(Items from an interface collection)
^^^^^^^^^^^^^^^^
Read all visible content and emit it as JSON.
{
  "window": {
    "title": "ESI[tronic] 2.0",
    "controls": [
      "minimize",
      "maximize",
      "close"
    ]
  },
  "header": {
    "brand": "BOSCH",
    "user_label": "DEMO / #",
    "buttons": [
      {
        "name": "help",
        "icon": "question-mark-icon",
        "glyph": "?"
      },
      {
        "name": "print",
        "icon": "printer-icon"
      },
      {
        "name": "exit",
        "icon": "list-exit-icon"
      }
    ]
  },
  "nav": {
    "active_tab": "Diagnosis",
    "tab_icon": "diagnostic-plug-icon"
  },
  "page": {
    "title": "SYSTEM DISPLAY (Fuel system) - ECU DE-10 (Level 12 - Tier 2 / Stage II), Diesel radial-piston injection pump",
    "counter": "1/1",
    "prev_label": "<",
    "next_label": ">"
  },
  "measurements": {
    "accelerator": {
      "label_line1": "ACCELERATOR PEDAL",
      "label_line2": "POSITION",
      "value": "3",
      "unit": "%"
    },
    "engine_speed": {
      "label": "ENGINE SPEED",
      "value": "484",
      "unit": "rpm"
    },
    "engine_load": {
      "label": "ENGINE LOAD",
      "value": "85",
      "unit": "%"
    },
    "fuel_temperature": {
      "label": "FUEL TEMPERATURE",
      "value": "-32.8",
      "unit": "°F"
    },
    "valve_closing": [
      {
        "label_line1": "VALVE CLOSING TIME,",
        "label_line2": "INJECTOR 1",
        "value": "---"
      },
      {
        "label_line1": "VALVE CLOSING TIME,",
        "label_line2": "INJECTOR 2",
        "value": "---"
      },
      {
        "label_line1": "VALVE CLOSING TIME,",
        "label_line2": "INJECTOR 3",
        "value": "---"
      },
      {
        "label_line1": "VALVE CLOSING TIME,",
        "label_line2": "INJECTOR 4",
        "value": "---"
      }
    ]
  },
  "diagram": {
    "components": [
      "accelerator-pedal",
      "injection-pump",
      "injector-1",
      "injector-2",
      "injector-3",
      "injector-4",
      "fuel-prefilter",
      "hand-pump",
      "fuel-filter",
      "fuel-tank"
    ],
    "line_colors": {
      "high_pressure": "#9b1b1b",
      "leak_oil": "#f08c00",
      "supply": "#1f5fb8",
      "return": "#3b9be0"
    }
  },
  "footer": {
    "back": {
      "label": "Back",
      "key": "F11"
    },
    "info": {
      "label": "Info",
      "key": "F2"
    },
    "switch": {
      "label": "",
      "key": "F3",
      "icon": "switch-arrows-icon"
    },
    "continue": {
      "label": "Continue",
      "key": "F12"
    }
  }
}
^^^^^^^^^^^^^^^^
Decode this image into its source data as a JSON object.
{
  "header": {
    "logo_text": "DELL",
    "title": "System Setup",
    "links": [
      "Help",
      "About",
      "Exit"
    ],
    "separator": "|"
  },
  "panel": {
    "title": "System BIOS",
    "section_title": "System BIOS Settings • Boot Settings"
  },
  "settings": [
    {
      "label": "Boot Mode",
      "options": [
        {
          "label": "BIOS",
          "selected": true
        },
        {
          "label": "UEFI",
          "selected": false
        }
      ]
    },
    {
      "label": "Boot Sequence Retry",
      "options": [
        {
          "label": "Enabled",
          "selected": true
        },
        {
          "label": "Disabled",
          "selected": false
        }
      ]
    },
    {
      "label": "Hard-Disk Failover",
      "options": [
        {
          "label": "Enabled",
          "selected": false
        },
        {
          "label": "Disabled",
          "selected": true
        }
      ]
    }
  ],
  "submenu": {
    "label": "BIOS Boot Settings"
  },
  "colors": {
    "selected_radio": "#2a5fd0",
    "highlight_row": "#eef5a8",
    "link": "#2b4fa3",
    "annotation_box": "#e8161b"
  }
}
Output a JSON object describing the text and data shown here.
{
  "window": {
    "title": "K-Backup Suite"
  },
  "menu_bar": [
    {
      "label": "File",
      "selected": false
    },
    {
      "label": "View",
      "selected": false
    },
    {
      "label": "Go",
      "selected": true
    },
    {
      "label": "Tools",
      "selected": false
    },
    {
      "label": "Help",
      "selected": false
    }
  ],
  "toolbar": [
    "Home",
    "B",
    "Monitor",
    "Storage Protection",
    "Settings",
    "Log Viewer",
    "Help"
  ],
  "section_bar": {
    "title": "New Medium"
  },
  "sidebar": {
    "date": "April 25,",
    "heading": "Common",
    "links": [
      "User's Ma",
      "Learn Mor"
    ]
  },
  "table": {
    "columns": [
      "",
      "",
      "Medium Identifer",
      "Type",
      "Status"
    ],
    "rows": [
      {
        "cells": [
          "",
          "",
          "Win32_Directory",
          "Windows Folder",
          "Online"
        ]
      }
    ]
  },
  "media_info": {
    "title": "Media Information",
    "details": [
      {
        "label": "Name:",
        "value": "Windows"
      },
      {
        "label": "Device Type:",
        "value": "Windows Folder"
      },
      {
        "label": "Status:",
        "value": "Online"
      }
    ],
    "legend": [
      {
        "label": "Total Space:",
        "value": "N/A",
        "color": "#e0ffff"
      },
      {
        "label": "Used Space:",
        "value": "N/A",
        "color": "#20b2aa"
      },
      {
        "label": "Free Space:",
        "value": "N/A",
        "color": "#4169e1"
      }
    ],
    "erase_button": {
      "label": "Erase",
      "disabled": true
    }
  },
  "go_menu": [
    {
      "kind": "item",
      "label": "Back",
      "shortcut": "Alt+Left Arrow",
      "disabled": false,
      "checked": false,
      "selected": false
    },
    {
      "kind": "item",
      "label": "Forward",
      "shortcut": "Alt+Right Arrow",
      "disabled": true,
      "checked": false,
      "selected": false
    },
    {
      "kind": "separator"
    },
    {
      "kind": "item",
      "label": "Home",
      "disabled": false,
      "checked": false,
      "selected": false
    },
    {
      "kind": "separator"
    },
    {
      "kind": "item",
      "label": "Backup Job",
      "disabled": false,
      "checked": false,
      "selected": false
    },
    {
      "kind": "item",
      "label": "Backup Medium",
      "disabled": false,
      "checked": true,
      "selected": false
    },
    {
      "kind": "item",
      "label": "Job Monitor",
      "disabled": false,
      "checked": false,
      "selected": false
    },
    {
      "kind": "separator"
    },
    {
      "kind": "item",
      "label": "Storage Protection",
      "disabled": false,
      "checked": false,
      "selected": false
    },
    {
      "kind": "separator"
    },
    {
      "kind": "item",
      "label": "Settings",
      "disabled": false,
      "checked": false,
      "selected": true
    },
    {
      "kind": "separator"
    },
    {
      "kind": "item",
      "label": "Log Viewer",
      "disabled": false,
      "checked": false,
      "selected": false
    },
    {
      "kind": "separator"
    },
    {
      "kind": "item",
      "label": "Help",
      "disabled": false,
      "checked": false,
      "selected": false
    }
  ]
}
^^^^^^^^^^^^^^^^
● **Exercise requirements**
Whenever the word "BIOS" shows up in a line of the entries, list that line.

● **Response**
    "title": "System BIOS",
    "section_title": "System BIOS Settings • Boot Settings"
          "label": "BIOS",
    "label": "BIOS Boot Settings"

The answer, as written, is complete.